Meanwhile, defending Olympic champ Stefano Baldini of Italy will toe the line along with two-time New York champ Hendrick Ramaala of South Africa and Abderrahim Goumri (2:05:30) of Morocco.

But all eyes will be on the baby-faced, blonde-haired kid from California.

Ryan Hall has been called everything from the “future of American running,” to a serious contender for gold in Beijing. Both seem true. Based on the story in the most recent issue of The New Yorker, Hall will is headed to Beijing prepared to be in the mix the entire race. His 2:06 in London last April was groundbreaking, but is it enough to put him with the elite of the elite?

Meanwhile, Americans Dathan Ritzenhein and Pennsylvanian Brian Sell have legitimate shots to finish in the top 10. For a runner like Sell, who is quasi-local, a top 10 finish in the Olympic marathon is mind-boggling.

1.)    Martin Lel, Kenya
2.)    Sammy Wanjiru, Kenya
3.)    Ryan Hall, U.S.A.

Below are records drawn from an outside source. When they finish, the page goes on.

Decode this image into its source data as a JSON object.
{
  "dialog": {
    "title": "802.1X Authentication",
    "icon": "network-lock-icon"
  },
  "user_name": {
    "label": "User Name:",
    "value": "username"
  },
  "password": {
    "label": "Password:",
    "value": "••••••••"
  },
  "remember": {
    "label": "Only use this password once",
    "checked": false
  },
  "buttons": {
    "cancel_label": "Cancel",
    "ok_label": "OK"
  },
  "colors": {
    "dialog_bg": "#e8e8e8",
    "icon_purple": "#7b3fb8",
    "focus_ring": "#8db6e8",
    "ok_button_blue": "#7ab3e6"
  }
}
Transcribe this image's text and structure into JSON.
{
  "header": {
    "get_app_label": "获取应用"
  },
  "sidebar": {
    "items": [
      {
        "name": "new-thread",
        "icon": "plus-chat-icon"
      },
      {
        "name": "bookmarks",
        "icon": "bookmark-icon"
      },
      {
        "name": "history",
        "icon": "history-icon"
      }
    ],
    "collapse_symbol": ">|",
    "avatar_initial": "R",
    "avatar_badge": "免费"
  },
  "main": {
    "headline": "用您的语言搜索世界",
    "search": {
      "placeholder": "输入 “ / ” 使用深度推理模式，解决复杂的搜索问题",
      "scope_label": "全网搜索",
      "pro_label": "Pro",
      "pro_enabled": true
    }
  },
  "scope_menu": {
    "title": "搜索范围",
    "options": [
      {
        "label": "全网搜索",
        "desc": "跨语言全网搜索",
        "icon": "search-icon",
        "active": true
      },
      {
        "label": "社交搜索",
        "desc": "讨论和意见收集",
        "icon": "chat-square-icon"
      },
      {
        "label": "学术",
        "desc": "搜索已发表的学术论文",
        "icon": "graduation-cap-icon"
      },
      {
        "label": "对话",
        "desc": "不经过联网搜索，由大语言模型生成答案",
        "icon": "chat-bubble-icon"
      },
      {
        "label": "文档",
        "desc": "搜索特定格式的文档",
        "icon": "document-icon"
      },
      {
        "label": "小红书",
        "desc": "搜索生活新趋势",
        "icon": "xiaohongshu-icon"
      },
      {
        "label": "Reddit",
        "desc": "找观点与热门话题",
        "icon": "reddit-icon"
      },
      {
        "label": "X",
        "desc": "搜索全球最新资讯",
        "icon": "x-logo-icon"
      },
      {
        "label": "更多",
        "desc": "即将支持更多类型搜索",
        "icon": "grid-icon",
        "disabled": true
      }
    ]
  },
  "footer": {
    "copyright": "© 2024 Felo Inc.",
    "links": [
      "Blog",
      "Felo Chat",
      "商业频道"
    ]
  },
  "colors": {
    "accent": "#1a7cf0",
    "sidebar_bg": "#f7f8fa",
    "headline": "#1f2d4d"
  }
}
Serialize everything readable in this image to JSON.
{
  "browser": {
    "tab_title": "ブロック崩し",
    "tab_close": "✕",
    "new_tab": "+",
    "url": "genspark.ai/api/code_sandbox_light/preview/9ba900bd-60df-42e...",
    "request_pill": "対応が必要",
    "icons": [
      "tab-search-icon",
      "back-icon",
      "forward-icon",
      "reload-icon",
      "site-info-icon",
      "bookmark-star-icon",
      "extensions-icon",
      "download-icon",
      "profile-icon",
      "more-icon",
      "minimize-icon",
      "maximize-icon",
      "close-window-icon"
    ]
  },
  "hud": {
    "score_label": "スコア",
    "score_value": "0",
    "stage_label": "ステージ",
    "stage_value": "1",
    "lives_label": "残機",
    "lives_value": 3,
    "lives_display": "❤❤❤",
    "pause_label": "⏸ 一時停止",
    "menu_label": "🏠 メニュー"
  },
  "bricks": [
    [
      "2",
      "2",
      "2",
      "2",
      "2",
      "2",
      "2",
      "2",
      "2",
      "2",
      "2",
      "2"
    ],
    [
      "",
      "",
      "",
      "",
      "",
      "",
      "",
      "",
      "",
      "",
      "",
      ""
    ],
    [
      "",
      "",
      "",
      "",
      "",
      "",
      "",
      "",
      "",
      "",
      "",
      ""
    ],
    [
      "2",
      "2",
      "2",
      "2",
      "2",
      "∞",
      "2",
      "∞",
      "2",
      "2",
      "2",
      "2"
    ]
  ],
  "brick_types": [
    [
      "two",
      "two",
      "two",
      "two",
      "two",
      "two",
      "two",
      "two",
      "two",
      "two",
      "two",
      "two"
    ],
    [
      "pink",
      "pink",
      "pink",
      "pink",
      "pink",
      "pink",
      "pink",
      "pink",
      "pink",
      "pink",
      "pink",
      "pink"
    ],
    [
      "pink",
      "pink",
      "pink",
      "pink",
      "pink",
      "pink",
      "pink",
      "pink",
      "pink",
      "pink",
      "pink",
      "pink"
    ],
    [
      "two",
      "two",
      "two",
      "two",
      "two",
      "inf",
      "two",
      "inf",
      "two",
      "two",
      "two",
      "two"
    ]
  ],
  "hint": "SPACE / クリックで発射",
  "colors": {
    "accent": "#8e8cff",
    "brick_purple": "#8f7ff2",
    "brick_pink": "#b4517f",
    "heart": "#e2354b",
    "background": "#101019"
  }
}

Results
Gold: Wanjiru, Kenya
Silver: Jaouad Gharib, Morocco
Bronze: Tsegay Kebede, Ethiopia